Since the late 1970s, there has been a strong focus on Morrison’s representation of African American slave experience and history in America. For Morrison, writing these works is a means of healing or recovery; she vividly depicts the experiences of these slaves, their history, loss of identity and self-esteem in her works. A writer like Susan Bowers places Morrison in a long tradition of African American apocalyptic writing that looks back in time unveiling the horrors of the past in order to transform them (209). Morrison therefore exposes the past lives of these slaves, how they were treated as slaves in America and the effect it had on them. Kirby notes that she is able to portray this experience vividly in her works…show more content… She brings African American history to the consciousness of her readers just as Faye Kegley in Remembering Slavery through Toni Morrison’s Beloved agrees that she is able to do this ‘through non-western eyes by re-telling history through the lives of former American slaves’(3). The characters’ rememories in Beloved act as the novel’s purpose of bringing to light the experiences of the past and this ultimately empowers the characters and readers as well. Susan Bowers notes that the past that was too painful for just one character to remember alone can be remembered together. She also agrees that ‘Remembering is part of reversing the “dirtying” process that robbed slaves of self-esteem’ (106). One way to deal with the horrors of slavery as Morrison expresses in her works is to repress this painful memory. Bouson describes this “rememory” as ‘uncontrolled remembering and relieving of emotionally painful experiences,’ (135). Critic Krumholz agrees to the statement of Bouson that rememory becomes the characters’ ‘central ritual of healing’…show more content… The text is an exemplum of African American historical fiction. Morrison based the story on Margaret Garner, a Kentucky slave who killed her own child when recaptured after escaping the north. Graham Thompson in his American Culture in the 1980s points that

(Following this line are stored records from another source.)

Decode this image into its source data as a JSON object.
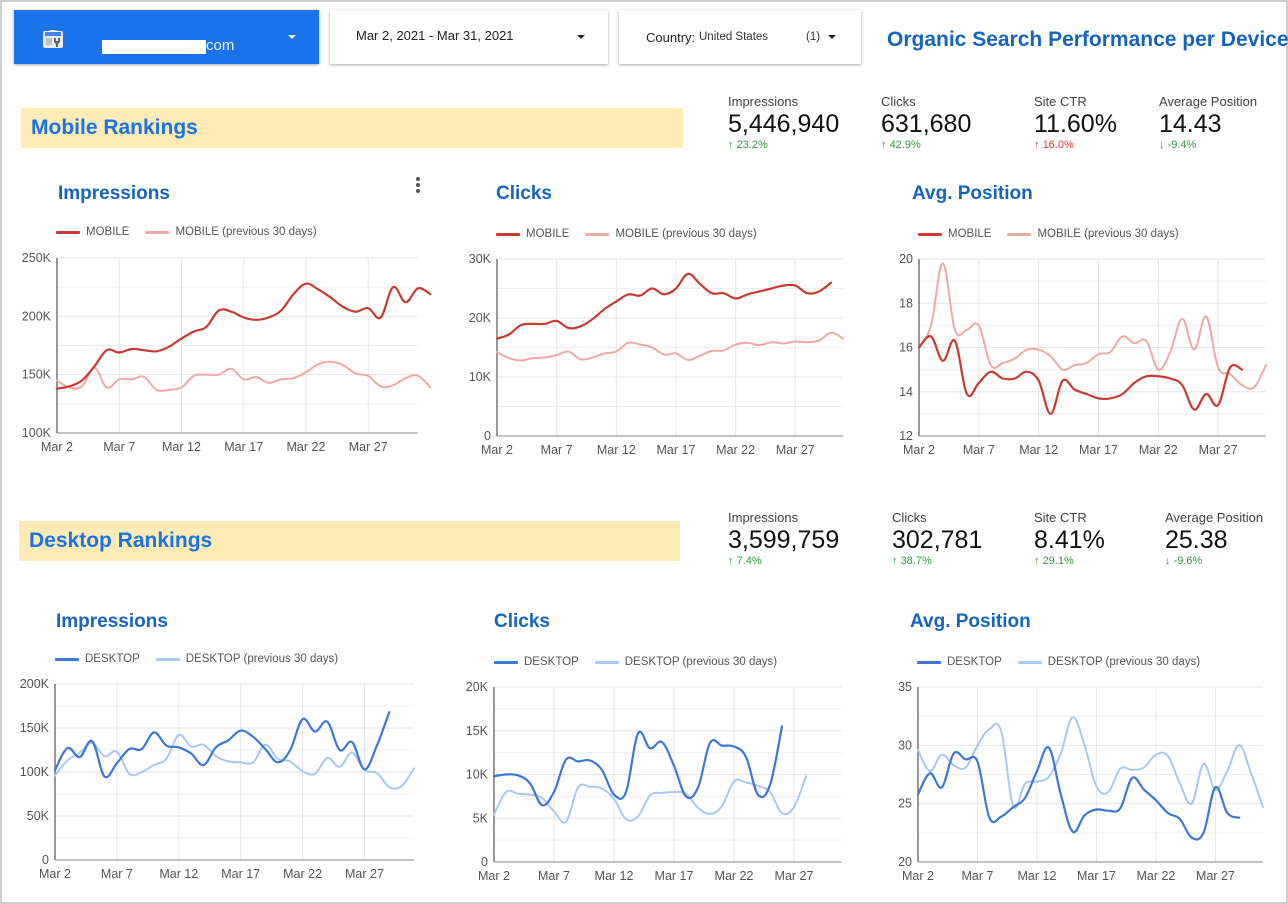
{
  "header": {
    "site_selector": {
      "domain_suffix": "com",
      "icon": "search-console-icon"
    },
    "date_range": "Mar 2, 2021 - Mar 31, 2021",
    "country_filter": {
      "label": "Country:",
      "value": "United States",
      "count": "(1)"
    },
    "title": "Organic Search Performance per Device"
  },
  "sections": [
    {
      "title": "Mobile Rankings",
      "kpis": [
        {
          "label": "Impressions",
          "value": "5,446,940",
          "change": "23.2%",
          "dir": "up",
          "status": "good"
        },
        {
          "label": "Clicks",
          "value": "631,680",
          "change": "42.9%",
          "dir": "up",
          "status": "good"
        },
        {
          "label": "Site CTR",
          "value": "11.60%",
          "change": "16.0%",
          "dir": "up",
          "status": "bad"
        },
        {
          "label": "Average Position",
          "value": "14.43",
          "change": "-9.4%",
          "dir": "down",
          "status": "good"
        }
      ]
    },
    {
      "title": "Desktop Rankings",
      "kpis": [
        {
          "label": "Impressions",
          "value": "3,599,759",
          "change": "7.4%",
          "dir": "up",
          "status": "good"
        },
        {
          "label": "Clicks",
          "value": "302,781",
          "change": "38.7%",
          "dir": "up",
          "status": "good"
        },
        {
          "label": "Site CTR",
          "value": "8.41%",
          "change": "29.1%",
          "dir": "up",
          "status": "good"
        },
        {
          "label": "Average Position",
          "value": "25.38",
          "change": "-9.6%",
          "dir": "down",
          "status": "good"
        }
      ]
    }
  ],
  "colors": {
    "mobile_current": "#c93a30",
    "mobile_previous": "#f0a9a3",
    "desktop_current": "#3b78d8",
    "desktop_previous": "#a9c8f3",
    "title_blue": "#1565c0",
    "banner": "#fdebb5",
    "positive": "#2e9b3e",
    "negative": "#e53935"
  },
  "chart_data": [
    {
      "id": "mobile-impressions",
      "type": "line",
      "title": "Impressions",
      "xlabel": "",
      "ylabel": "",
      "x_tick_labels": [
        "Mar 2",
        "Mar 7",
        "Mar 12",
        "Mar 17",
        "Mar 22",
        "Mar 27"
      ],
      "y_tick_labels": [
        "100K",
        "150K",
        "200K",
        "250K"
      ],
      "ylim": [
        100000,
        250000
      ],
      "y_ticks": [
        100000,
        150000,
        200000,
        250000
      ],
      "grid": true,
      "legend": "top-left",
      "series": [
        {
          "name": "MOBILE",
          "color_key": "mobile_current",
          "values": [
            138000,
            140000,
            145000,
            157000,
            171000,
            169000,
            172000,
            171000,
            170000,
            174000,
            181000,
            187000,
            191000,
            205000,
            204000,
            199000,
            197000,
            199000,
            205000,
            219000,
            228000,
            223000,
            216000,
            208000,
            204000,
            207000,
            199000,
            225000,
            212000,
            224000,
            219000
          ]
        },
        {
          "name": "MOBILE (previous 30 days)",
          "color_key": "mobile_previous",
          "values": [
            145000,
            139000,
            140000,
            156000,
            139000,
            146000,
            146000,
            148000,
            137000,
            137000,
            139000,
            149000,
            150000,
            150000,
            155000,
            146000,
            148000,
            143000,
            146000,
            147000,
            152000,
            159000,
            161000,
            158000,
            151000,
            149000,
            140000,
            141000,
            147000,
            149000,
            139000
          ]
        }
      ]
    },
    {
      "id": "mobile-clicks",
      "type": "line",
      "title": "Clicks",
      "x_tick_labels": [
        "Mar 2",
        "Mar 7",
        "Mar 12",
        "Mar 17",
        "Mar 22",
        "Mar 27"
      ],
      "y_tick_labels": [
        "0",
        "10K",
        "20K",
        "30K"
      ],
      "ylim": [
        0,
        30000
      ],
      "y_ticks": [
        0,
        10000,
        20000,
        30000
      ],
      "grid": true,
      "legend": "top-left",
      "series": [
        {
          "name": "MOBILE",
          "color_key": "mobile_current",
          "values": [
            16500,
            17200,
            18800,
            19000,
            19000,
            19500,
            18300,
            18600,
            19800,
            21500,
            22800,
            24000,
            23800,
            25000,
            24000,
            25000,
            27500,
            25800,
            24200,
            24200,
            23300,
            24000,
            24500,
            25000,
            25500,
            25500,
            24200,
            24500,
            26000
          ]
        },
        {
          "name": "MOBILE (previous 30 days)",
          "color_key": "mobile_previous",
          "values": [
            14200,
            13200,
            12800,
            13200,
            13300,
            13700,
            14300,
            13000,
            13300,
            14000,
            14300,
            15800,
            15500,
            15000,
            13800,
            14000,
            12900,
            13600,
            14400,
            14500,
            15500,
            15800,
            15400,
            15900,
            15700,
            16000,
            15900,
            16200,
            17500,
            16500
          ]
        }
      ]
    },
    {
      "id": "mobile-avg-position",
      "type": "line",
      "title": "Avg. Position",
      "x_tick_labels": [
        "Mar 2",
        "Mar 7",
        "Mar 12",
        "Mar 17",
        "Mar 22",
        "Mar 27"
      ],
      "y_tick_labels": [
        "12",
        "14",
        "16",
        "18",
        "20"
      ],
      "ylim": [
        12,
        20
      ],
      "y_ticks": [
        12,
        14,
        16,
        18,
        20
      ],
      "grid": true,
      "legend": "top-left",
      "series": [
        {
          "name": "MOBILE",
          "color_key": "mobile_current",
          "values": [
            16.0,
            16.5,
            15.4,
            16.3,
            13.9,
            14.4,
            14.9,
            14.6,
            14.6,
            14.9,
            14.5,
            13.0,
            14.5,
            14.1,
            13.9,
            13.7,
            13.7,
            13.9,
            14.4,
            14.7,
            14.7,
            14.6,
            14.3,
            13.2,
            13.9,
            13.4,
            15.1,
            15.0
          ]
        },
        {
          "name": "MOBILE (previous 30 days)",
          "color_key": "mobile_previous",
          "values": [
            16.0,
            17.0,
            19.8,
            16.8,
            16.8,
            17.0,
            15.2,
            15.3,
            15.5,
            15.9,
            15.9,
            15.6,
            15.0,
            15.2,
            15.3,
            15.7,
            15.8,
            16.5,
            16.2,
            16.3,
            15.0,
            15.8,
            17.3,
            15.9,
            17.4,
            15.1,
            14.8,
            14.3,
            14.2,
            15.2
          ]
        }
      ]
    },
    {
      "id": "desktop-impressions",
      "type": "line",
      "title": "Impressions",
      "x_tick_labels": [
        "Mar 2",
        "Mar 7",
        "Mar 12",
        "Mar 17",
        "Mar 22",
        "Mar 27"
      ],
      "y_tick_labels": [
        "0",
        "50K",
        "100K",
        "150K",
        "200K"
      ],
      "ylim": [
        0,
        200000
      ],
      "y_ticks": [
        0,
        50000,
        100000,
        150000,
        200000
      ],
      "grid": true,
      "legend": "top-left",
      "series": [
        {
          "name": "DESKTOP",
          "color_key": "desktop_current",
          "values": [
            102000,
            127000,
            117000,
            135000,
            95000,
            110000,
            126000,
            126000,
            145000,
            130000,
            128000,
            121000,
            108000,
            128000,
            136000,
            147000,
            140000,
            126000,
            111000,
            125000,
            160000,
            146000,
            157000,
            125000,
            134000,
            103000,
            130000,
            168000
          ]
        },
        {
          "name": "DESKTOP (previous 30 days)",
          "color_key": "desktop_previous",
          "values": [
            96000,
            113000,
            122000,
            133000,
            118000,
            123000,
            98000,
            100000,
            108000,
            115000,
            142000,
            129000,
            131000,
            118000,
            112000,
            111000,
            111000,
            131000,
            115000,
            112000,
            101000,
            98000,
            116000,
            106000,
            122000,
            102000,
            99000,
            83000,
            84000,
            104000
          ]
        }
      ]
    },
    {
      "id": "desktop-clicks",
      "type": "line",
      "title": "Clicks",
      "x_tick_labels": [
        "Mar 2",
        "Mar 7",
        "Mar 12",
        "Mar 17",
        "Mar 22",
        "Mar 27"
      ],
      "y_tick_labels": [
        "0",
        "5K",
        "10K",
        "15K",
        "20K"
      ],
      "ylim": [
        0,
        20000
      ],
      "y_ticks": [
        0,
        5000,
        10000,
        15000,
        20000
      ],
      "grid": true,
      "legend": "top-left",
      "series": [
        {
          "name": "DESKTOP",
          "color_key": "desktop_current",
          "values": [
            9800,
            10000,
            9900,
            9000,
            6500,
            8000,
            11700,
            11500,
            11600,
            10500,
            7700,
            8000,
            14700,
            13000,
            13700,
            11000,
            7500,
            8500,
            13600,
            13300,
            13200,
            12000,
            7700,
            8800,
            15500
          ]
        },
        {
          "name": "DESKTOP (previous 30 days)",
          "color_key": "desktop_previous",
          "values": [
            5400,
            8000,
            7800,
            7700,
            7300,
            5800,
            4600,
            8500,
            8600,
            8400,
            7200,
            4900,
            5200,
            7600,
            7900,
            8000,
            7800,
            6200,
            5500,
            6400,
            9200,
            9100,
            8700,
            8000,
            5600,
            6300,
            9800
          ]
        }
      ]
    },
    {
      "id": "desktop-avg-position",
      "type": "line",
      "title": "Avg. Position",
      "x_tick_labels": [
        "Mar 2",
        "Mar 7",
        "Mar 12",
        "Mar 17",
        "Mar 22",
        "Mar 27"
      ],
      "y_tick_labels": [
        "20",
        "25",
        "30",
        "35"
      ],
      "ylim": [
        20,
        35
      ],
      "y_ticks": [
        20,
        25,
        30,
        35
      ],
      "grid": true,
      "legend": "top-left",
      "series": [
        {
          "name": "DESKTOP",
          "color_key": "desktop_current",
          "values": [
            25.8,
            27.6,
            26.4,
            29.3,
            28.8,
            28.6,
            23.8,
            23.9,
            24.7,
            25.5,
            27.8,
            29.8,
            25.8,
            22.6,
            24.0,
            24.5,
            24.4,
            24.6,
            27.2,
            26.2,
            25.3,
            24.2,
            23.7,
            22.1,
            22.5,
            26.4,
            24.2,
            23.8
          ]
        },
        {
          "name": "DESKTOP (previous 30 days)",
          "color_key": "desktop_previous",
          "values": [
            29.6,
            27.8,
            29.2,
            28.3,
            28.1,
            30.0,
            31.4,
            31.2,
            24.8,
            26.7,
            26.9,
            27.3,
            29.3,
            32.4,
            30.0,
            26.5,
            26.0,
            28.0,
            27.9,
            28.1,
            29.2,
            29.1,
            26.8,
            25.0,
            28.4,
            26.2,
            27.8,
            30.0,
            27.6,
            24.7
          ]
        }
      ]
    }
  ]
}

Morrison changes the known details of Garner’s life in several ways but, rather than just investigating the events of Garner’s escape and return, projects Garner’s life into the future to imagine the undocumented legacy of these events and, most hauntingly, the return of the murdered child, Beloved, to Sethe’s house at 124 Bluestone Road, Cincinnati. (qtd. In Lei 8)

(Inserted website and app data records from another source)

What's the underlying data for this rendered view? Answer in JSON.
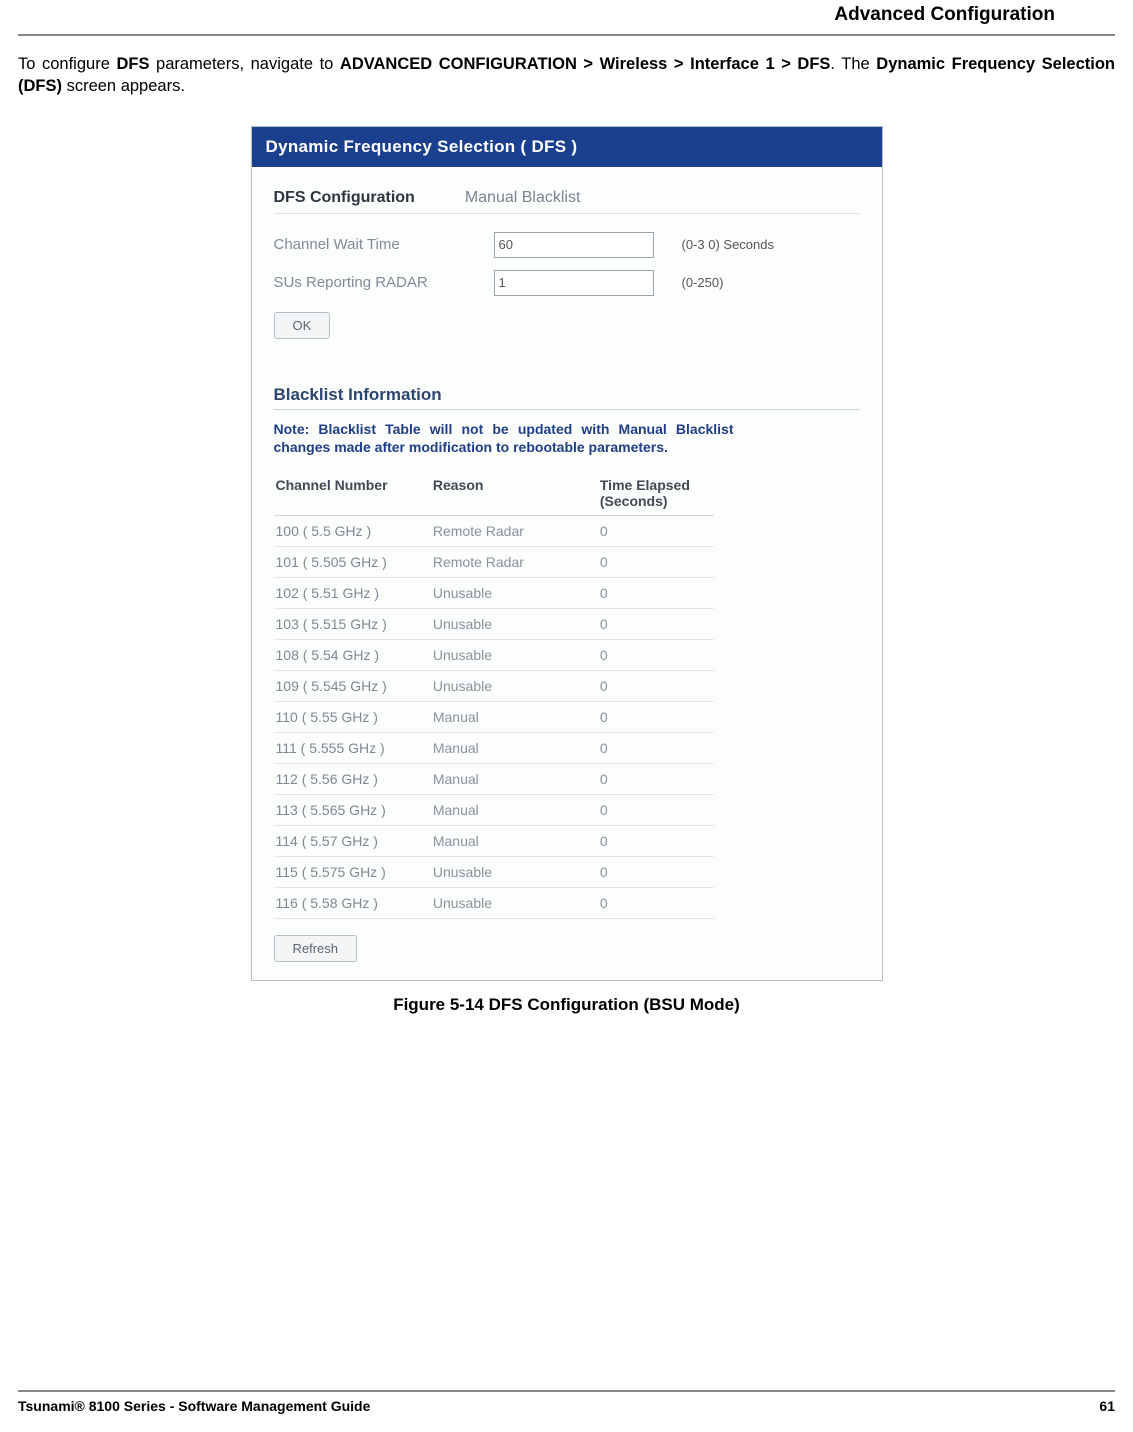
{
  "header": {
    "section": "Advanced Configuration"
  },
  "intro": {
    "p1a": "To configure ",
    "p1b": "DFS",
    "p1c": " parameters, navigate to ",
    "p1d": "ADVANCED CONFIGURATION > Wireless > Interface 1 > DFS",
    "p1e": ". The ",
    "p1f": "Dynamic Frequency Selection (DFS)",
    "p1g": " screen appears."
  },
  "window": {
    "title": "Dynamic Frequency Selection ( DFS )",
    "tabs": {
      "active": "DFS Configuration",
      "other": "Manual Blacklist"
    },
    "fields": {
      "channel_wait": {
        "label": "Channel Wait Time",
        "value": "60",
        "hint": "(0-3   0) Seconds"
      },
      "sus_reporting": {
        "label": "SUs Reporting RADAR",
        "value": "1",
        "hint": "(0-250)"
      }
    },
    "ok": "OK",
    "blacklist": {
      "heading": "Blacklist Information",
      "note": "Note: Blacklist  Table  will  not  be  updated  with  Manual  Blacklist changes made after modification to rebootable parameters.",
      "cols": {
        "c1": "Channel Number",
        "c2": "Reason",
        "c3": "Time Elapsed (Seconds)"
      },
      "rows": [
        {
          "ch": "100  ( 5.5 GHz )",
          "re": "Remote Radar",
          "ti": "0"
        },
        {
          "ch": "101  ( 5.505 GHz )",
          "re": "Remote Radar",
          "ti": "0"
        },
        {
          "ch": "102  ( 5.51 GHz )",
          "re": "Unusable",
          "ti": "0"
        },
        {
          "ch": "103  ( 5.515 GHz )",
          "re": "Unusable",
          "ti": "0"
        },
        {
          "ch": "108  ( 5.54 GHz )",
          "re": "Unusable",
          "ti": "0"
        },
        {
          "ch": "109  ( 5.545 GHz )",
          "re": "Unusable",
          "ti": "0"
        },
        {
          "ch": "110  ( 5.55 GHz )",
          "re": "Manual",
          "ti": "0"
        },
        {
          "ch": "111  ( 5.555 GHz )",
          "re": "Manual",
          "ti": "0"
        },
        {
          "ch": "112  ( 5.56 GHz )",
          "re": "Manual",
          "ti": "0"
        },
        {
          "ch": "113  ( 5.565 GHz )",
          "re": "Manual",
          "ti": "0"
        },
        {
          "ch": "114  ( 5.57 GHz )",
          "re": "Manual",
          "ti": "0"
        },
        {
          "ch": "115  ( 5.575 GHz )",
          "re": "Unusable",
          "ti": "0"
        },
        {
          "ch": "116  ( 5.58 GHz )",
          "re": "Unusable",
          "ti": "0"
        }
      ],
      "refresh": "Refresh"
    }
  },
  "caption": "Figure 5-14 DFS Configuration (BSU Mode)",
  "footer": {
    "left": "Tsunami® 8100 Series - Software Management Guide",
    "right": "61"
  }
}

Some incidents in the text can stand as incidents that really took place during slavery in America. Beloved clearly conceptualizes American history. Most apparent in the novel is the historical perspective: Morrison constructs history through the acts and consciousness of African American slaves through the perspective of the dominant white culture (Krumholz 107). Morrison wrote the text to recover the stories of slavery from the point of view of slaves in order to remind African Americans of their past. To achieve this, she depends on the African American oral culture and mythology adapted from the West African culture. Ferguson sees her novel Beloved as ‘a deeply imagined historical novel, in which what is commonly called the supernatural is also the manifestation of history, (113).